THE last time Hamilton came up against a promotion rival the result seemed to suggest an impending death of their title challenge.
SCORERS: Hamilton - Scotland 4, MacKinnon 74, Longridge 90; Falkirk - Beck 71
Five weeks later, this deserved 3-1 win over Falkirk extends their unbeaten run to five games and they remained tied with Dundee at the top of the Championship table.
Jason Scotland’s early goal set them on their way and the only disappointing aspect of a comfortable first-half performance was that they didn’t double the advantage. That wastefulness briefly looked like coming back to haunt them when Mark Beck headed Falkirk back on level terms, but the hosts were back in front soon after through Darian MacKinnon before Louis Longridge made sure of the points in injury time.
Manager Alex Neil was delighted to see his players rise to the challenge in a way they didn’t in a dismal 1-0 defeat at Dens Park in February.
“Before the match we reminded the players of the match with Dundee,” revealed Neil. “We came up a bit short and really didn’t do ourselves justice. We were really disappointed with that. So I said to the players today that this game was even bigger because of the stage we are at in the season. You need to win these big games and I’m delighted to get the three points. I thought we were worthy winners.”

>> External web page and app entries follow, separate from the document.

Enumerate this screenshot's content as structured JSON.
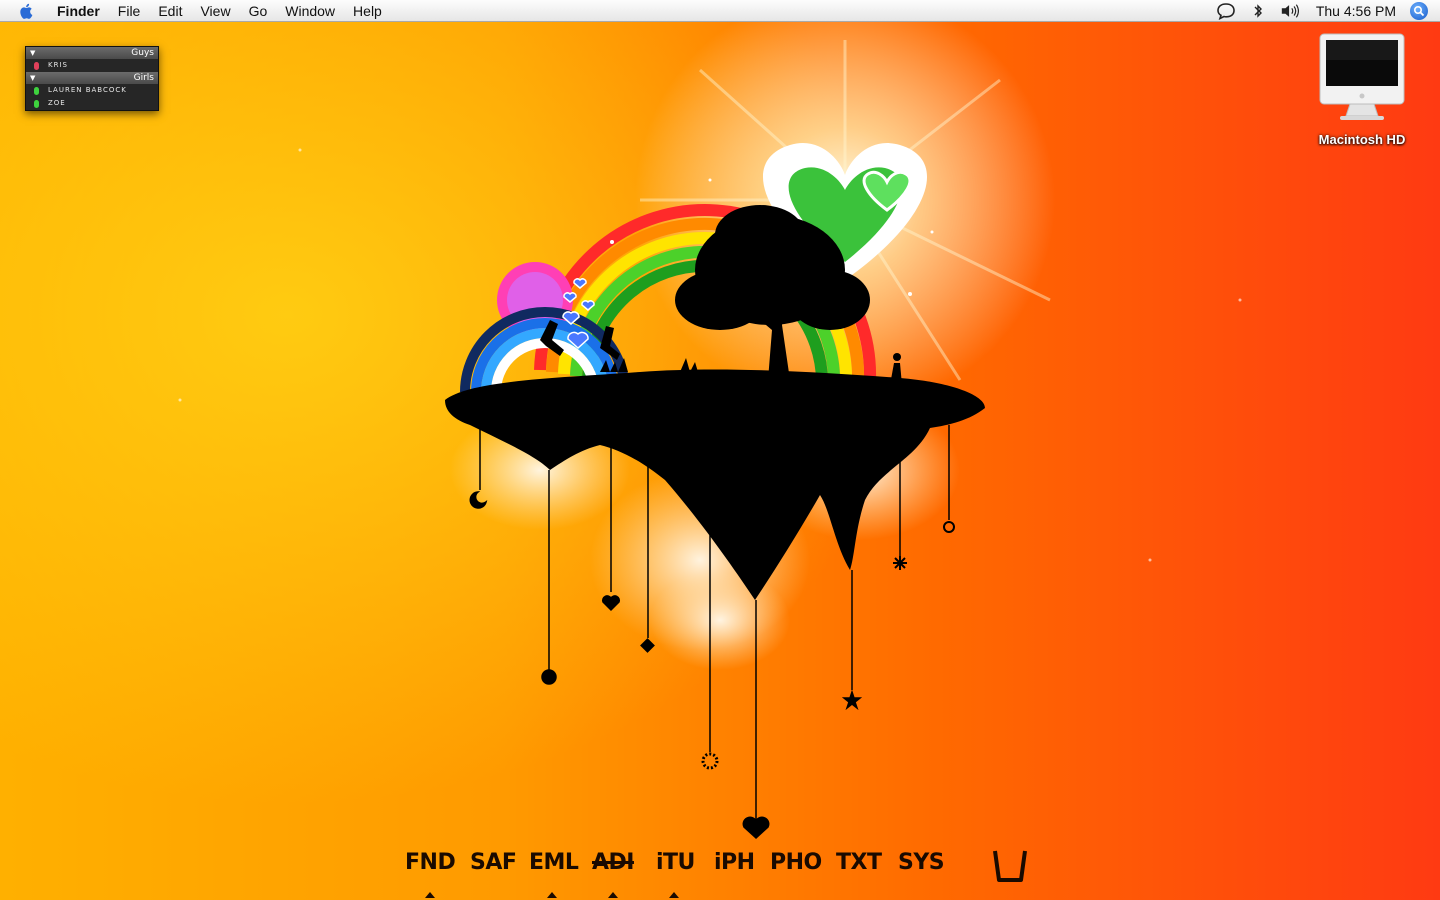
{
  "menubar": {
    "apple_icon": "apple-logo-icon",
    "app_name": "Finder",
    "menus": [
      "File",
      "Edit",
      "View",
      "Go",
      "Window",
      "Help"
    ],
    "status_icons": [
      "speech-bubble-icon",
      "bluetooth-icon",
      "volume-icon"
    ],
    "clock": "Thu 4:56 PM",
    "spotlight_icon": "spotlight-search-icon"
  },
  "buddy_list": {
    "groups": [
      {
        "name": "Guys",
        "members": [
          {
            "name": "KRIS",
            "status_color": "#e0405a"
          }
        ]
      },
      {
        "name": "Girls",
        "members": [
          {
            "name": "LAUREN BABCOCK",
            "status_color": "#3ed23e"
          },
          {
            "name": "ZOE",
            "status_color": "#3ed23e"
          }
        ]
      }
    ]
  },
  "desktop": {
    "drive_label": "Macintosh HD",
    "drive_icon": "imac-drive-icon"
  },
  "dock": {
    "items": [
      {
        "label": "FND",
        "running": true
      },
      {
        "label": "SAF",
        "running": false
      },
      {
        "label": "EML",
        "running": true
      },
      {
        "label": "ADI",
        "running": true
      },
      {
        "label": "iTU",
        "running": true
      },
      {
        "label": "iPH",
        "running": false
      },
      {
        "label": "PHO",
        "running": false
      },
      {
        "label": "TXT",
        "running": false
      },
      {
        "label": "SYS",
        "running": false
      }
    ],
    "trash_icon": "trash-icon"
  },
  "colors": {
    "accent_orange": "#ff9a00",
    "accent_red": "#ff3a12",
    "heart_green": "#3bc23b"
  }
}
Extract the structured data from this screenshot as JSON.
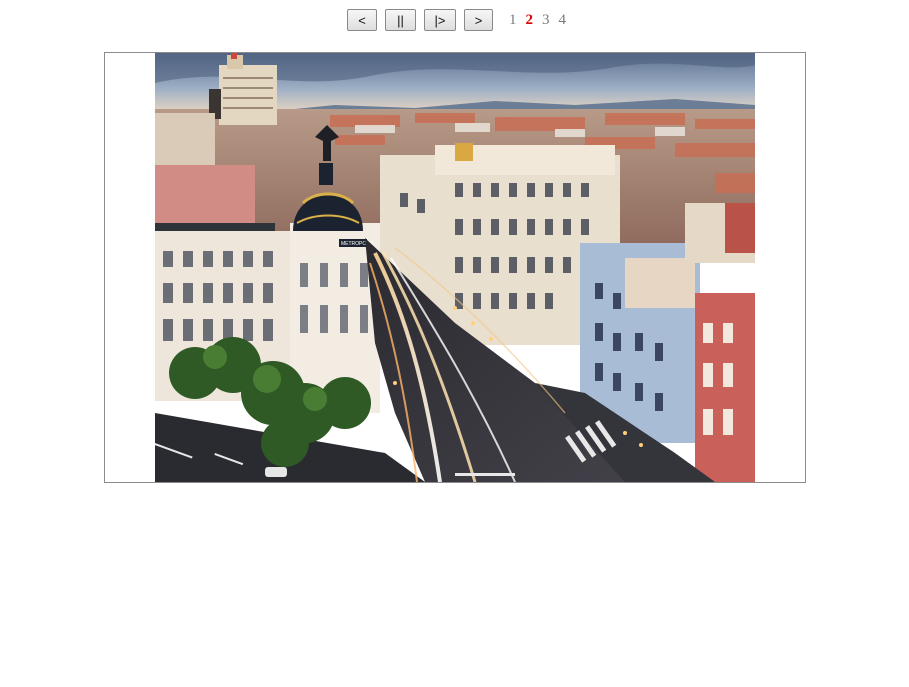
{
  "slideshow": {
    "controls": {
      "prev_label": "<",
      "pause_label": "||",
      "play_label": "|>",
      "next_label": ">"
    },
    "pages": [
      "1",
      "2",
      "3",
      "4"
    ],
    "current_page": "2",
    "image": {
      "sign_text": "METROPOLIS"
    }
  }
}
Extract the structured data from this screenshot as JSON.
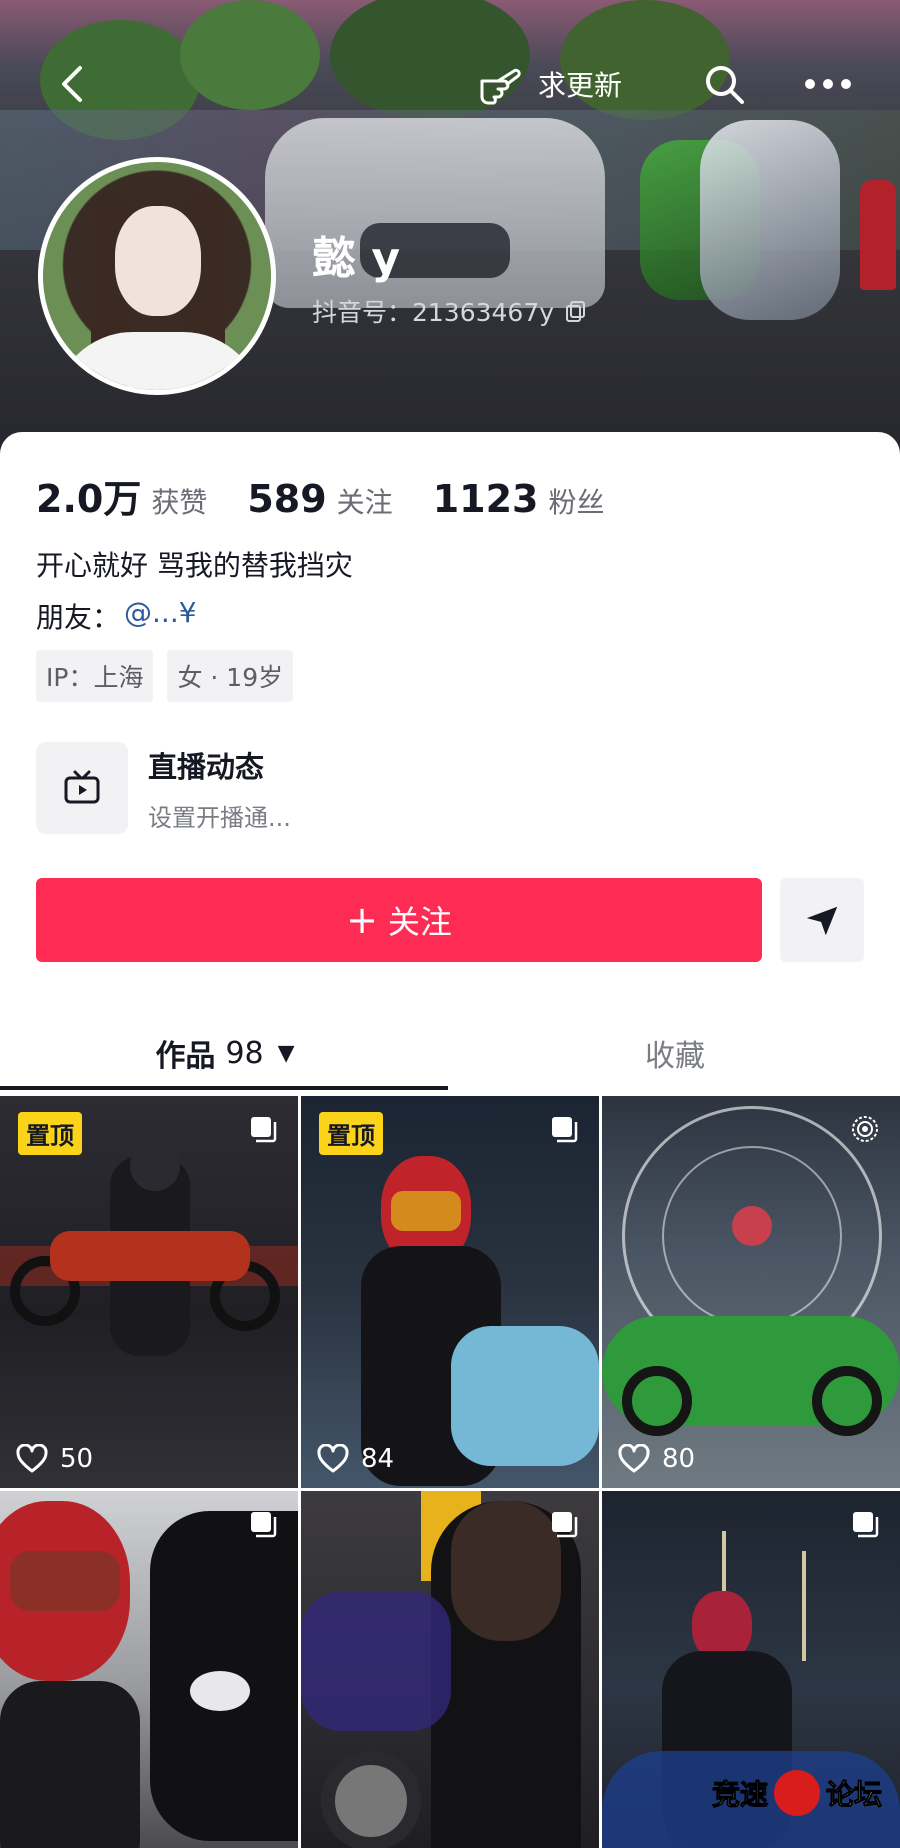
{
  "topbar": {
    "update_label": "求更新"
  },
  "profile": {
    "username": "懿 y",
    "douyin_id": "抖音号：21363467y"
  },
  "stats": [
    {
      "value": "2.0万",
      "label": "获赞"
    },
    {
      "value": "589",
      "label": "关注"
    },
    {
      "value": "1123",
      "label": "粉丝"
    }
  ],
  "bio": "开心就好 骂我的替我挡灾",
  "friends": {
    "label": "朋友：",
    "mention": "@...¥"
  },
  "tags": [
    "IP：上海",
    "女 · 19岁"
  ],
  "live": {
    "title": "直播动态",
    "subtitle": "设置开播通..."
  },
  "follow_button": {
    "plus": "+",
    "label": "关注"
  },
  "tabs": {
    "works_label": "作品",
    "works_count": "98",
    "favorites_label": "收藏"
  },
  "grid": [
    {
      "pinned": true,
      "pin_label": "置顶",
      "likes": "50"
    },
    {
      "pinned": true,
      "pin_label": "置顶",
      "likes": "84"
    },
    {
      "pinned": false,
      "likes": "80"
    },
    {
      "pinned": false,
      "likes": ""
    },
    {
      "pinned": false,
      "likes": ""
    },
    {
      "pinned": false,
      "likes": ""
    }
  ],
  "watermark": {
    "left": "竞速",
    "right": "论坛"
  },
  "colors": {
    "accent": "#fe2c55",
    "pin": "#fbd41a",
    "mention": "#2b5b9c"
  }
}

A big reason for Accies’ revival has been the form of January signing Scotland, with “big” being the operative word. The veteran striker demonstrates incredible strength and balance at this level and is almost never shrugged off the ball by a opposing defender, using those attributes to win the home side an early corner from which he would score. The Trinidadian eased Jonathan Flynn off the ball before getting himself into the penalty area for the resultant set-piece and being in the right place to divert Martin Canning’s header into the back of the net.
The former St Johnstone and Dundee United striker was central to every Hamilton attack in the first half and should have given his side a comfortable advantage just before the break. Ali Crawford fed through James Keatings on the left and the former Celtic striker found Scotland streaking into the box at the back post. He then got caught in two minds over how to dispatch the opportunity and succeeded only in bundling the ball directly out of play.
Falkirk had not threatened in the first half but they gradually managed to pull themselves into it after the break. Twice in the space of four minutes they slung free-kick deliveries into the penalty area and saw Beck rise highest to head towards goal, with one being arrowed straight at the goalkeeper and another drifting over the bar. These were warnings to Hamilton that, despite their superiority, Falkirk were still in with a chance. Warnings the hosts would fail to recognise.
On 71 minutes a quick free-kick by Ollie Durojaiye found Will Vaulks in space on the right and the defender sent in a glorious cross into the penalty area. Once again it was Beck on the end of it and he planted a superb header past Kevin Cuthbert and into the bottom corner.
If Hamilton had failed to recognise an earlier harbinger then the same can be said of Falkirk. Three minutes after equalising they were behind once more, and again the goal came via a corner. MacKinnon managed to have two bites at the cherry in the crowded penalty area before dispatching his shot into the far corner.
“I thought we coped,” said manager Gary Holt, “but it doesn’t matter how well you play or how well they done when two set plays cost you. That’s criminal. They know that, but that’s what you have to accept with a young squad sometimes.”
Forced to take off Rory Loy and Blair Alston, both clearly not at peak fitness, Falkirk never looked like finding that second equaliser. Instead it was Hamilton who found the third goal in stoppage time. Keatings’s drilled shot from the left was well parried by Michael McGovern, but Longridge was on hand to nod the ball into the far corner.